If asbestos warning stickers were implemented we may also see schools being more aware of water leaks, as water leaking onto asbestos can cause damage. Ultimately, if asbestos is being left in place in schools then it needs to be treated with extreme caution and those who use affected buildings should be aware of the material.
If asbestos is present you should be able to access further information, namely the location of the asbestos, the condition of the asbestos, and whether the asbestos has recently been disturbed.
Remember that the current regulations do not require schools to immediately act on dormant asbestos and just because some of the left over material is present in your child's classroom it does not necessarily mean they are at risk.
The crucial pieces of information you need to establish once you've found out if asbestos is present in your child's school is the condition of the asbestos, is it deteriorating and if so how likely is it that the material will be disturbed and cause a release of asbestos fibres into the air?

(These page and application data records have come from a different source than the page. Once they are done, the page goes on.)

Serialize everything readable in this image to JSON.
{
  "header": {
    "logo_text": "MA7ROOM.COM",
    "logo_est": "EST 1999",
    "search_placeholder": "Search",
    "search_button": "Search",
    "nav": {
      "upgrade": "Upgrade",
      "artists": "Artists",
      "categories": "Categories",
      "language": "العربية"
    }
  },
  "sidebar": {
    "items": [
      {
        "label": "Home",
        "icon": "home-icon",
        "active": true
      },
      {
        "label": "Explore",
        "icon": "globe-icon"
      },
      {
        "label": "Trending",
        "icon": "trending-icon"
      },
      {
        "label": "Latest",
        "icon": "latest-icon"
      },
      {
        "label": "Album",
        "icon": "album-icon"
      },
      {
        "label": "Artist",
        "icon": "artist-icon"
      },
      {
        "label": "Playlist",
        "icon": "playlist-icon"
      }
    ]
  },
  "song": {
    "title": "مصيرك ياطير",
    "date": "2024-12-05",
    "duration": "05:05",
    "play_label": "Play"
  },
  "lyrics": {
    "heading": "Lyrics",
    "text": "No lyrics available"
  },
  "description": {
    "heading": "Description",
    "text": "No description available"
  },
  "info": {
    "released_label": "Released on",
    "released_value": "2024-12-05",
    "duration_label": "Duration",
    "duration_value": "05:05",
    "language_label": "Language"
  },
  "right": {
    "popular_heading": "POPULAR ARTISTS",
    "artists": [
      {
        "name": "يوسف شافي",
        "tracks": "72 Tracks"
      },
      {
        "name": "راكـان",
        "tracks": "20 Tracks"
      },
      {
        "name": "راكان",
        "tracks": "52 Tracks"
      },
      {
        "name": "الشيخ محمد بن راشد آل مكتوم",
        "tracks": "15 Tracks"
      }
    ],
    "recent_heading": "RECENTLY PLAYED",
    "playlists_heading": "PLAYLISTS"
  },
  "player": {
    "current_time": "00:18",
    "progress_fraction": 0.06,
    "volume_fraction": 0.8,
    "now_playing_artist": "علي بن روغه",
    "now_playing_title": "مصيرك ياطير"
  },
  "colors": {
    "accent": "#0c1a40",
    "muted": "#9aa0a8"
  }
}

These are the questions that will be asked when asbestos surveys are undertaken and the material will only be removed if there's a high chance that fibres from the dormant asbestos could be disturbed and released into the classroom.

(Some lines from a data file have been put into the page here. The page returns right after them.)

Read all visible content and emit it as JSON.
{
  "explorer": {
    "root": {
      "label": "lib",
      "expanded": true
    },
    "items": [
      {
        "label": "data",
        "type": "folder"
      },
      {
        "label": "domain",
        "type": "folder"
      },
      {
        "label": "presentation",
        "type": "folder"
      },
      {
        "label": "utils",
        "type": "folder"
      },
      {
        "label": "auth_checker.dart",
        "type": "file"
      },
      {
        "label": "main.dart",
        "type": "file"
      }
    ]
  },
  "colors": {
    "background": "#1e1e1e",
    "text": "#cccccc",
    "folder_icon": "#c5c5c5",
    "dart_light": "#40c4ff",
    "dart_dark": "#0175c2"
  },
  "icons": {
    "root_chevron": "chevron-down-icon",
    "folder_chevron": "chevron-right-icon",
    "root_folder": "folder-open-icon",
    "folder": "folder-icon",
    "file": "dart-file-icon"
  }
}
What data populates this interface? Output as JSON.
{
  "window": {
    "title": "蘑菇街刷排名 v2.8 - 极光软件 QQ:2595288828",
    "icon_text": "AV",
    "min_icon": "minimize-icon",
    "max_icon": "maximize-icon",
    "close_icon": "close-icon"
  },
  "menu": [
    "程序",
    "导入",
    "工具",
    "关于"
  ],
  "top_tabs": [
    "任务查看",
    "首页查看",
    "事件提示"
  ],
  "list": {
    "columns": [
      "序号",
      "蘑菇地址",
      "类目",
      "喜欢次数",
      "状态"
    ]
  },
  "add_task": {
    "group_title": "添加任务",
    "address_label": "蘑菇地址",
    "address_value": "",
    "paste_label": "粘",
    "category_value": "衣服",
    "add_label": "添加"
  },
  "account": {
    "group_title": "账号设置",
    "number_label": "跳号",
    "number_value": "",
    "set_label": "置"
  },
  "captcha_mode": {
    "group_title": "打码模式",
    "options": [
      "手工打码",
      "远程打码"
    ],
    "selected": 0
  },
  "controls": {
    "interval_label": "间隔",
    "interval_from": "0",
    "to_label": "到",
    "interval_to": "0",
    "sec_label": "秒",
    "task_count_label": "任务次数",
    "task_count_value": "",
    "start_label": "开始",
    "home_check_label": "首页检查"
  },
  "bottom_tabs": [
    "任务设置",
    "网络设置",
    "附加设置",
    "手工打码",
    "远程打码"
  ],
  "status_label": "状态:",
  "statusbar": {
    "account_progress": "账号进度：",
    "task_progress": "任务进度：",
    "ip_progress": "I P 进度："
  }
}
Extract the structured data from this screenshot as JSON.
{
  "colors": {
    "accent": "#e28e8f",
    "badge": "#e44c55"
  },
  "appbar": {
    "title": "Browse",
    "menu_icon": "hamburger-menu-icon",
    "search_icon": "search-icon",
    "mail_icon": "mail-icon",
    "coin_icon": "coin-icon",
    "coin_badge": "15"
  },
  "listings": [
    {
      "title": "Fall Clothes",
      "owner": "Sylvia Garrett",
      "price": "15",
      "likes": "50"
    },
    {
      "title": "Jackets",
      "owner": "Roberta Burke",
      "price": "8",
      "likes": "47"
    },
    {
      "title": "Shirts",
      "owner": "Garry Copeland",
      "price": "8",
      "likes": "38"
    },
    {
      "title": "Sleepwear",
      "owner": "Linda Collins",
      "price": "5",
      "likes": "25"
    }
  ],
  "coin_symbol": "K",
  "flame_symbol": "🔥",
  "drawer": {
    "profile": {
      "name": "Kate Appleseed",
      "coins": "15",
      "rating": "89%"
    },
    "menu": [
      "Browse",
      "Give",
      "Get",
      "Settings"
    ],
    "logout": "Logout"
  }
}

What Are The Dangers Of Dormant Asbestos In Schools?
Exposure to asbestos can cause serious health risks and is linked directly to a specific type of lung cancer, mesothelioma.
Mesothelioma, and other asbestos related illnesses – such as asbestosis – has a long latency period, meaning that diseases take a long time to develop after the initial asbestos exposure – in most cases patients fall ill with asbestos related illnesses decades after their exposure.
Due to the long latency period most sufferers of asbestos related illnesses are over the age of 60 – some data from the US suggests that those over the age of 85 have the highest incident rate of mesothelioma – however exposure at a young age can cause significant problems, as it is thought that the damage done by asbestos fibres is more prevalent amongst children who are still growing and developing.
Some statistics suggest that a 5-year old child exposed to asbestos is up to five times more likely to develop mesothelioma than someone exposed in their 30s. It is estimated that 200 to 300 of those who die from mesothelioma each year were exposed to asbestos as school children.
The danger is no less significant for teachers, with the Joint Union Asbestos Committee (JUAC) estimating that 17 teachers are dying from mesothelioma every year, with many of these exposed to asbestos in the classroom – currently it is thought that the UK has the highest mesothelioma rate amongst teachers in the world.
The rate of mesothelioma deaths amongst teachers are increasing, 319 teachers have died from the disease since 1980, 205 of these have occurred since 2001.
Due to the seriousness of the very present dangers posed by asbestos, Lucie Stephens is running a petition that pushes for the phased removal of asbestos from our schools, thus ensuring that children and teachers are protected from asbestos exposure at school.